If you’ve ever seen a book contract, you know that its language isn’t the most accessible for those of us without a law degree. Luckily, the Legally Speaking column of our newsletter answers questions about legal issues specific to writers and publishing in general in a clear, easy to understand way. This week, attorney Dina Di Maio lays down the law of indemnity clauses.
My book contract includes an indemnity clause. Can you explain what this is?
Of course. I will also discuss a warranty clause, because you will see both in your contract, and both clauses go hand in hand. Simply put, an indemnity clause means that if someone sues your publisher regarding a claim involving your book, your publisher can then go to you to be compensated for its losses. In law, this is called indemnification. The other clause, a warranty clause, is just what it sounds like: where you warrant, or guarantee something, such as that you haven’t plagiarized or previously published the work. This clause can include things like warranting that there is no copyright violation, no defamation (libel), and/or no invasion of privacy. This clause often includes the violation of “any other rights of any party.” If you see this latter language, it is too broad. Defamation and invasion of privacy laws are state laws, so this would mean that you are guaranteeing that you haven’t violated these laws in any state. Throw in the internet, and you are then charting into murky international law waters as well.

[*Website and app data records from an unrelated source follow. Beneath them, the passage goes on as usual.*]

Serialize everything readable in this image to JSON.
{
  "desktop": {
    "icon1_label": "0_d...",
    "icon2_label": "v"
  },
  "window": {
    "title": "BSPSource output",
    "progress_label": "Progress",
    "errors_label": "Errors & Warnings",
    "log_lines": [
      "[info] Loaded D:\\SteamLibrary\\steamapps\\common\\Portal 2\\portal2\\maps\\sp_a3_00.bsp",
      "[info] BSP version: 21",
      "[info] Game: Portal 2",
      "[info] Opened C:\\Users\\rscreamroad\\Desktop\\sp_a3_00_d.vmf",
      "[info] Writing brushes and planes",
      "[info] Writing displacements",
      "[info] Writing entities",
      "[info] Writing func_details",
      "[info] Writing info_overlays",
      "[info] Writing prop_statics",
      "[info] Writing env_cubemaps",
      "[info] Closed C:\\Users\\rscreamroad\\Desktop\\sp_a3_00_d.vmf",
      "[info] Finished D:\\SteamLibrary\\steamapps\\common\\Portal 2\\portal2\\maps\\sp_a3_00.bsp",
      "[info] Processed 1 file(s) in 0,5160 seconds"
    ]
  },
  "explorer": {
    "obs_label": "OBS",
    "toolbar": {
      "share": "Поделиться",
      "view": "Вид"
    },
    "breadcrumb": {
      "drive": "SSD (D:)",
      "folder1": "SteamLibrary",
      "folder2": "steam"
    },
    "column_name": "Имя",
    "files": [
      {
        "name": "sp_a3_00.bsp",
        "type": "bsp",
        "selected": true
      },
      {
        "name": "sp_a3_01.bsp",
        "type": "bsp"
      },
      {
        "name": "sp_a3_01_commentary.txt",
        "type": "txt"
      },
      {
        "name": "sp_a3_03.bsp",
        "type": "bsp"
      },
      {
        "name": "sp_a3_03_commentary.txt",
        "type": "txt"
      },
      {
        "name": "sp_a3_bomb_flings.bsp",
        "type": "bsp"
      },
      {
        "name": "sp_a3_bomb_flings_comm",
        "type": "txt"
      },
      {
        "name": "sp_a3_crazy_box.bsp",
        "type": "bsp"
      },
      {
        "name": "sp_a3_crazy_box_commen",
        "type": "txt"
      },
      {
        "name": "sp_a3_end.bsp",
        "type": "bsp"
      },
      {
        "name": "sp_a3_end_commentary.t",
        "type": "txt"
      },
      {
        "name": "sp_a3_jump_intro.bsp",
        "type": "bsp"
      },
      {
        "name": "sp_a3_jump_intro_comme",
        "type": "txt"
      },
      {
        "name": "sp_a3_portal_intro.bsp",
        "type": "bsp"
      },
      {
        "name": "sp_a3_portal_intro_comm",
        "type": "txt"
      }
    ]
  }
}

The bottom line is that you don’t want your warranty clause to be that broad. Publishers, of course, want these to be broad so they are the least financially accountable for any claims or actions that may arise from your work, so they most likely won’t delete them. As the writer, what you want to do is make sure these clauses are, what we call in law, limited in scope. You want language in the warranty clause to include the phrase “to the best of the writer’s knowledge” when discussing libel and invasion of privacy. For example, “Writer warrants to the best of writer’s knowledge that Work does not violate any right of privacy.”
Ideally, you want your indemnity clause to indemnify the publisher only for “a final judgment for actual damages for a breach of the warranties” that you warrant in your warranty clause. Some contracts include language for “all/any claims or actions” that arise from your work, but you want the more specific language in the preceding sentence because you don’t want to be liable for any frivolous claims.
Some of these clauses in book contracts include that the publisher can withhold royalties if a suit is filed regarding your work. By industry standards, withholding royalties for this reason is not acceptable, but if you do have such language in your contract, make sure the contract states that the amount must be reasonable, or negotiate a percentage to be stipulated in the contract.
In your warranty clause, you also want to include that if your publisher adds anything to your work, illustrations, charts, text, etc., that you have no liability for those additions.
Keep in mind that large publishers have insurance and may be able to cover you at no cost, but make sure it is in your best interest to do so. Get information about the publisher’s insurance, such as if you would have to pay part of the deductible. If you are insured under your publisher’s insurance, make sure that is stated in your contract as well. If you do have to pay a deductible, make sure it is reasonable. If you write high-risk works, you may want to consider buying your own insurance.
It is good practice to talk to your publisher if your work is something that you think may raise legal questions, such as a celebrity tell-all, a memoir, or a fictionalized memoir. Your publisher may have a legal department that could review your work. If you suspect any legal issues with your book, it is best to see an attorney with knowledge in this area to assess your particular situation.
Dina M. Di Maio is an attorney licensed in New York and Tennessee. She holds an MFA in creative writing from NYU and has written for Glamour, Family Circle, Time Out New York, Vault.com and more. She worked in the legal department of the Authors Guild and is currently a member. She loves dining out in NYC and has a food blog, Hunting for the Very Best.
Right now, Dina is reading a good foodie book, A Year in the Village of Eternity by Tracey Lawson.
*This is for informational use only. For legal advice on your specific situation, please see an attorney.